 “So which group am I in?”

 He nodded, his eyes big. “I don’t think yours is a gland problem, Dad. I mean, I’m not a doctor, but people with gland problems, well –“

 “Well, what?”

 “Well, they don’t look healthy. Their skin is kind of –“

 “Splotchy? Rash-y? Crusty?”

 “Yeah, kind of.”

 “And my skin isn’t that way?”

 He looked me over. “A little. But not that much.”

 I considered right then whether to just crash my car into an overpass, or wait till I had my final giant cheeseburger or sixth plate of Mom’s spaghetti.

 “So my problem is sheer gluttony?”

 “What’s gluttony?”

 “That’s a person who eats and eats and eats, and keeps on eating, and really never stops hardly at all, except to sleep, or go to the bathroom.”

 He nodded thoughtfully. “Well, you eat a lot. But not that much, I don’t think.”

 “Thanks, Gardner. You have certainly refreshed me today.”

 “But that’s not why I really think you’re fat.”

 Should I ask him the question? Should I take this all the way till I slid into total depression and suicidal feelings? Or should I just end this now, and believe the best somehow, despite these august truths?

 I couldn’t resist. “Why?”

 “I’ve seen you eat. Every night at dinner.”

 “And you think I could eat a six-pound cheeseburger, just like that?”

 “Sure.”

 “Do you know how much a Big Mac has on it, meat-wise?”

 He crinkled his brow. “A couple of pounds?”

 “In that case, how many Big Macs would fit into a six-pound cheeseburger?”

 He thought again. Hard. Steam came out of his ears. “A hundred?”

 He never was that good at math. Deep down, I wanted to slap him, just slap him. But I had to be patient, to wait on God for the great truth that had to come out of this somewhere. After all, I was the mature one here, wasn’t I? Wasn’t I?

 “Actually, a Big Mac has about a quarter pound of meat in it. So how many quarter pounds would fit into a six pound burger?”

 He shook his head. “We haven’t learned fractions yet.”
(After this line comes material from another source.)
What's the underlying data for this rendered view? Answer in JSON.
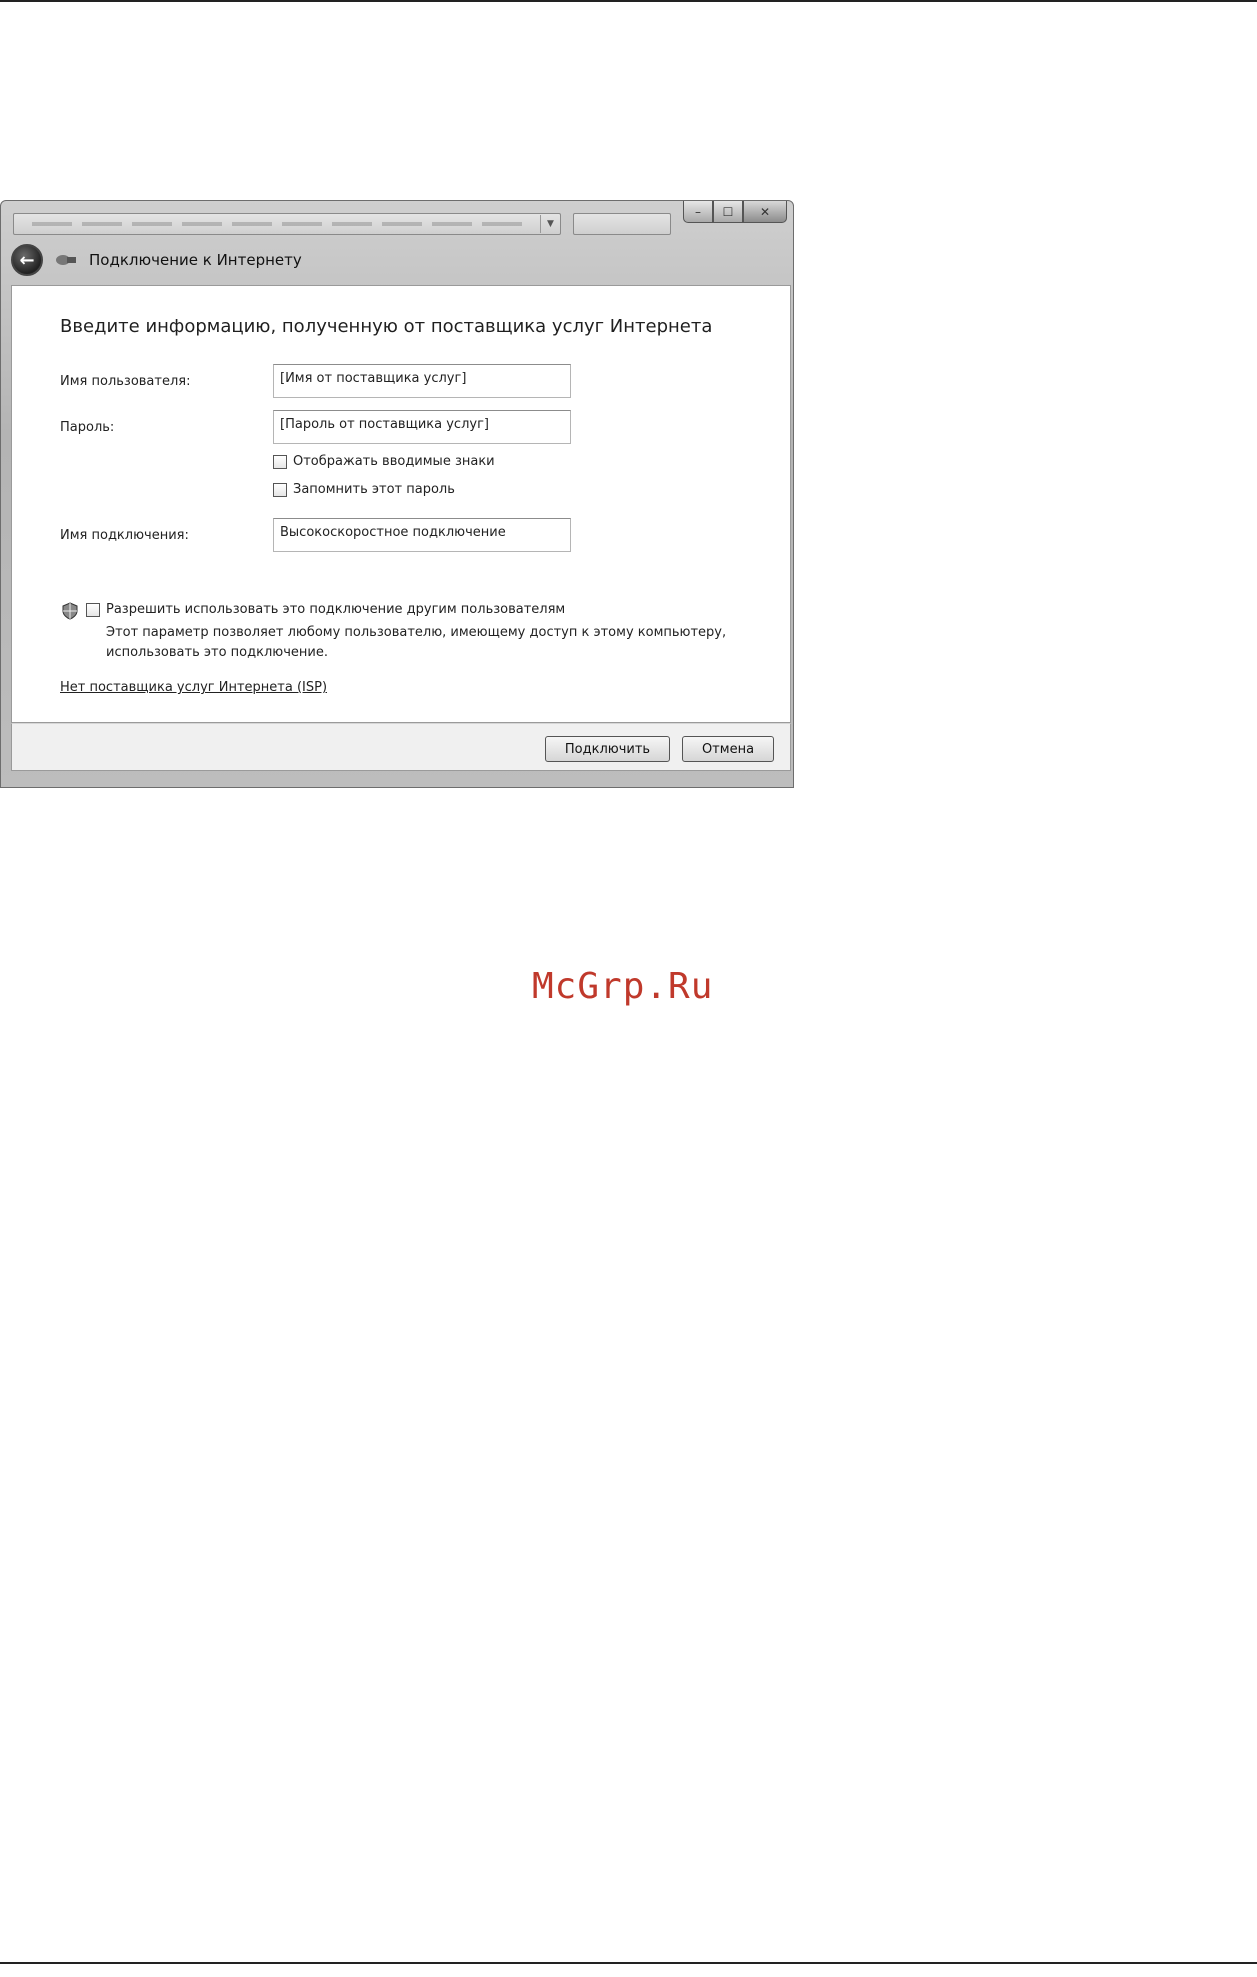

 Naturally. “Okay, let’s say there are four Big Macs in a one-pound cheeseburger. How many would be in a six-pound cheeseburger?”

 He snapped his fingers. “That’s six times four, right?”

 “Right.”

 “Twenty-four.”

 “Very good.”

 He smiled. “I’m good at math.”

 As I have confirmed.

 “Great. So have you ever seen me eat twenty-four Big Macs?”

 “No way.”

 “But you think I could still eat this six-pound burger?”

 “Yeah, but Dad, if you ate twenty-four Big Macs, you’d have to pay for all of them. That would be like a hundred dollars. But if you eat the six-pound burger, you’d get it for free. That’s why I think you could eat it.”

 When we got home, I would put him in the bathtub and make him stay underwater for a couple of hours.

 “So you’re not only saying I’m fat, but I’m also cheap?”

 He thought about it again. “If I tell you, you won’t kill me, will you?”

 I thought about it. “If you say it out loud, I’m going to stop the car, let you off here, go up fifty yards, turn around, and run you down at a hundred miles an hour.”

 He nodded. “Guess I won’t answer that one then.”

 “Good idea.”